  5. Reduce Heart Failure Readmission Rate Collaborative: Performance improvement initiative designed to implement best practices in the care of patients with heart failure and to ultimately reduce readmissions of these patients back into the hospital within thirty days of discharge. Persons attending the sessions include: Leigh Baillie, Dr. Mary Abed MD, Francine Fakih MA, RN, Nancy Floom, Claudia Garzon-Rivera MSN, RN, CNL, CCRN, Brenda Hall MS, RN, NE-BC, Mabel LaForgia MSN, RN, CNL, CCRN, Sandy Liu Pharm D, Dr. Douglas Ratner MD, MaryBeth Smith RN.

  6. Hudson Perinatal Consortium: This consortium serves as the lead-planning agency for maternal and child health services in Hudson County. They meet the needs of women, infants and children in Hudson County while coordinating education, outreach and advocacy through regional planning and collaboration. They provide doula care, teen health, childbirth education, and breast feeding and post-partum depression care/referral. Lillian Reyes BS, RN Nurse Manager of Mother-Child Health, Randa Francis MSN, RN, CNM, WHCNP Nurse Educator of Mother-Child Health, Tara Mazzone MSN, RN Nurse Manager of NICU, Michelle Dickerson BSN, RN, RNC-NIC Nurse Educator of the NICU and April Major RN, RNC, IBCLC Lactation Specialist all regularly attend this consortium. The consortium has recently provided money for MCH certifications and a regional simulation room. They also provide educational programs of which our staff readily takes advantage. The consortium provides membership with a listserv where questions relative to Perinatal care are posted and information is shared between hospital systems.

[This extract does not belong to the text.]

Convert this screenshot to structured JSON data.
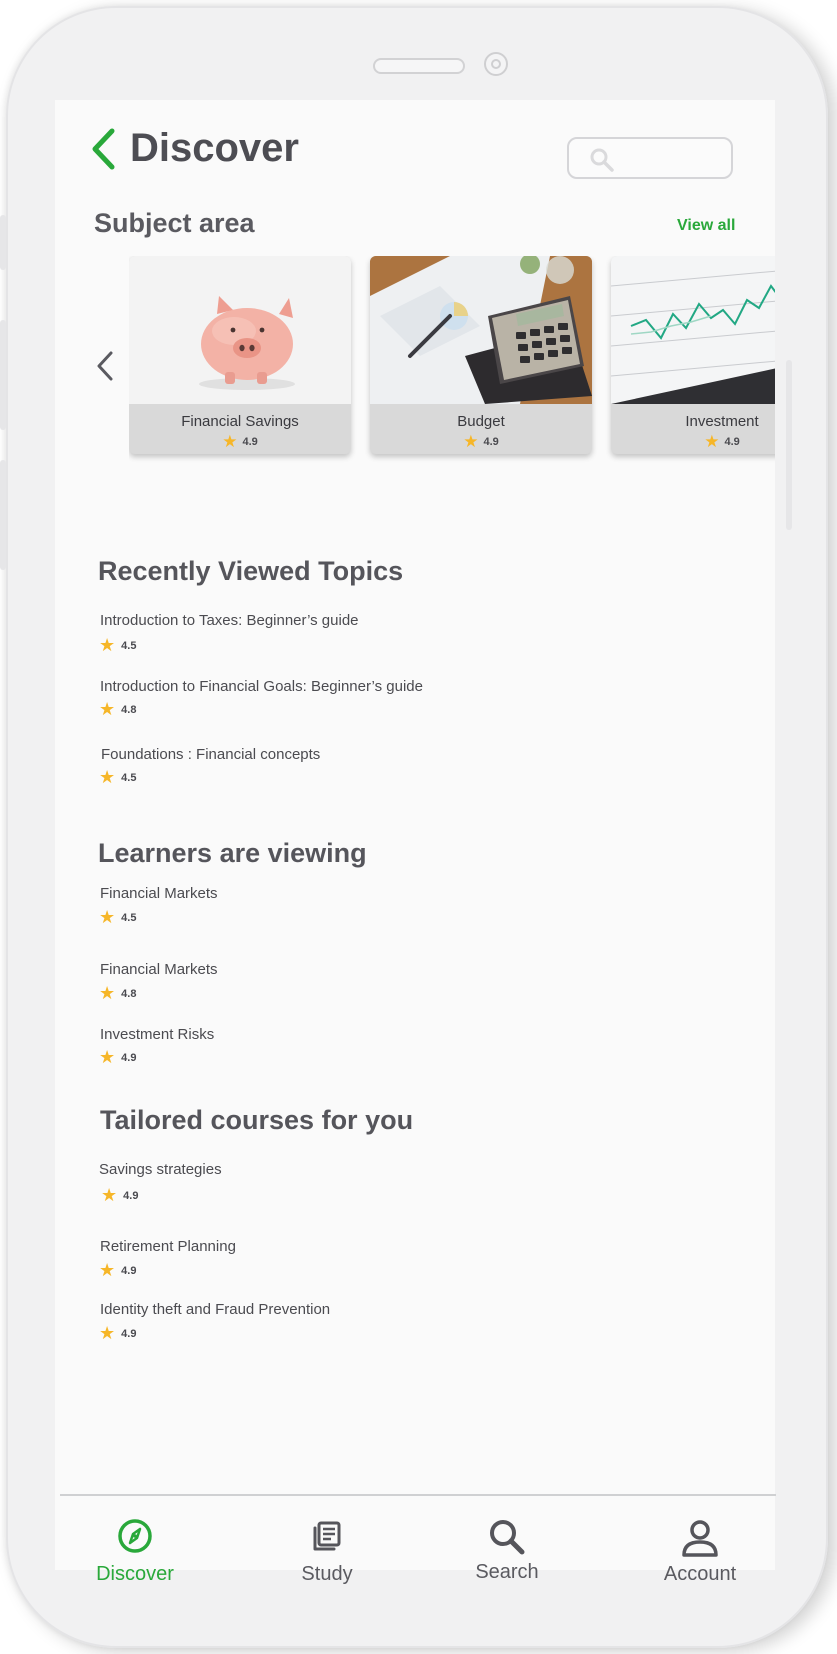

Commitment to community involvement is also demonstrated by the developed community partnerships made by Jersey City Medical Center. These community partnerships offer the community members the opportunity to communicate their needs to Jersey City Medical Center. The annual community meetings, held at Jersey City Medical Center, is another forum, which provides the community members to express their needs. (Refer to SE13-A for the annual community meeting announcement). Community educational programs are then derived to fulfill the community’s needs. (For further information on community educational program offerings see SE13).

Medical and Social Services for the Homeless (M.A.S.S.H.) is a community outreach program sponsored and staffed by the hospital. (See Appendix SE11-A and SE11-B for the M.A.S.S.H informational flyer available in English and Spanish). M.A.S.S.H. is committed to meeting the needs of low income, working poor, uninsured, underinsured and homeless adults throughout Hudson County. It is currently overseen by the Behavioral Health Department.

SE11-Table 3

The M.A.S.S.H. program visits the shelters and any other place that the homeless are likely to congregate, and they attempt to gain services for these persons, for example, Medicaid, Social Security Disability, long-term housing and mental health programs. They perform health screenings, physical examinations and provide referrals for healthcare. They also provide a substance abuse outpatient program. In 2011, PATH (mental health program for the mentally ill) provided the following services:

  • 350 Clients received services
  • 80 New clients received service
  • 74 Clients were linked to mental health services
  • 11 Clients were linked to permanent housing

The Ryan White Infectious Disease Clinic is a part of the M.A.S.S.H. program and is designed for HIV/AIDS clients. They perform HIV/AIDS testing to identify new clients and they further connect these clients for primary medical care and primary medical case management. This organization served 57 clients during 2011, including 20 new clients.